Anonymous said...

It's the American Culture of entitlement we've been sold. I hate it. Passionately. :(

Anonymous said...

When teenage son was a little bitty adventure boy, he walked barefoot in the subdivision creek and stepped on some glass. There was a lot of blood. Turns out, when the ER stitched up the wound, they left a nickel-size piece of glass into his foot. We found out few months later, when the glass started migrating out the side of his foot, like a piece of shrapnel in an old soldier's side.
The glass was removed with minimum ado; adventure boy is a tough one. But, there was even more blood! Dripping on the floor! I got woozy watching. And afterward, I realized that I wanted to look the ER doctor in the eye, tell him he'd screwed up and demand an apology.
But as I envisioned the scene, I realized it would never happen. If the doctor were to apologize, that would be acknowledging that we had been wronged, and admitting fault, and setting himself and his bosses up for liability. Ain't gonna happen. Although, since we had insurance, we really had no monetary losses.
So I still deserve an apology. And the doctor still doesn't know that he really needs to look harder for pieces of glass that have broken off in little boys' feet.
Cathy in N.O.
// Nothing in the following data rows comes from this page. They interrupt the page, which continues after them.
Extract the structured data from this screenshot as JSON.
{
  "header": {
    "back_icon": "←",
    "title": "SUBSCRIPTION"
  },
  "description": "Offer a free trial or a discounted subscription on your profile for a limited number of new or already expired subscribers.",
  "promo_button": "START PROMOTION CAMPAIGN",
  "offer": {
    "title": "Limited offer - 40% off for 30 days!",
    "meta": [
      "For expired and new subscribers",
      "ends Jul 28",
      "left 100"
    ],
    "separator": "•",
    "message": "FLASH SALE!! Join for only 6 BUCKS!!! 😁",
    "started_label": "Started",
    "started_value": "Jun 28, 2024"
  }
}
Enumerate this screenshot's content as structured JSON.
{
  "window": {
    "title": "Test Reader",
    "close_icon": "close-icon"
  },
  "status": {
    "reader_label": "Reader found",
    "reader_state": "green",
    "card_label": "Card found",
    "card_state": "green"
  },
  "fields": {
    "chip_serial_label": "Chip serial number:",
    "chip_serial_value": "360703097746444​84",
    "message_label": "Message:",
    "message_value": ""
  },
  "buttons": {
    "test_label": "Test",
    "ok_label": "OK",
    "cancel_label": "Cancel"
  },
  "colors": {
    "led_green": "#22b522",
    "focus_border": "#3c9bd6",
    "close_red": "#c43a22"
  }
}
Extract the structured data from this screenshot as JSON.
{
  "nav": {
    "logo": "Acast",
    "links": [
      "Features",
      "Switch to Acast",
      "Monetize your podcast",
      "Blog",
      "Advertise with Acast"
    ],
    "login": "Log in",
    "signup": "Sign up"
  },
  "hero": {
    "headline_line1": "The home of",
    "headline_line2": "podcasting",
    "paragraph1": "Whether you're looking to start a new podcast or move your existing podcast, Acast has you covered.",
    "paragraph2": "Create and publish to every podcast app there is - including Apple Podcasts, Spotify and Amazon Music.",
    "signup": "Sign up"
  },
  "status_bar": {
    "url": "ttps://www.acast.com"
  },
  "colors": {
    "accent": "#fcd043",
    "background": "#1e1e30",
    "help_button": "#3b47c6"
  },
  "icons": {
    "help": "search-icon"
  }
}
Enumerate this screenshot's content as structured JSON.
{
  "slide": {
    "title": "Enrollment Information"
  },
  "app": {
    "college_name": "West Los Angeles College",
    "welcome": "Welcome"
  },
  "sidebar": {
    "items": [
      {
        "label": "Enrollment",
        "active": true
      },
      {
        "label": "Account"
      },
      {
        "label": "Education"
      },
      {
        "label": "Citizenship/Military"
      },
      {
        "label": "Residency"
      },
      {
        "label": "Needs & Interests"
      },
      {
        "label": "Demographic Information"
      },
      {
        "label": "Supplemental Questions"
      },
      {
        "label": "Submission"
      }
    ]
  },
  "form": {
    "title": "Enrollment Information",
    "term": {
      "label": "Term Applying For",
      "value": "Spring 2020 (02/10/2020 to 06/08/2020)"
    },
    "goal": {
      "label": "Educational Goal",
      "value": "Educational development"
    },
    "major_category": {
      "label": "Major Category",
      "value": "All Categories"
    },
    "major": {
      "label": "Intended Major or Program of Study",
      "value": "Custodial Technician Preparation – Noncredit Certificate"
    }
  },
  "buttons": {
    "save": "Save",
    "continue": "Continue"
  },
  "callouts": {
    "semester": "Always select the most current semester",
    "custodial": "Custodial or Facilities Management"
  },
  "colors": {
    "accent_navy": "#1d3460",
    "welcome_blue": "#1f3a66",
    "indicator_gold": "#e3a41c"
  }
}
Insomniac said...


This post originally upset me because of the kind of traumatic, life-altering injuries someone else mentioned. Your clarification brought me on board.

Maybe it's being a law student that makes me see ... cynical? In torts, we read several cases where insurance didn't cover the costs of the very extensive injuries caused by someone who was clearly at fault. It was heartbreaking. I wanted the person responsible to make that person as whole as possible, or at least pay for the bills their insurance did not.

However, I completely agree that in an everyday run-of-the-mill accident, there is very rarely a reason to go beyond what the insurance company will cough up.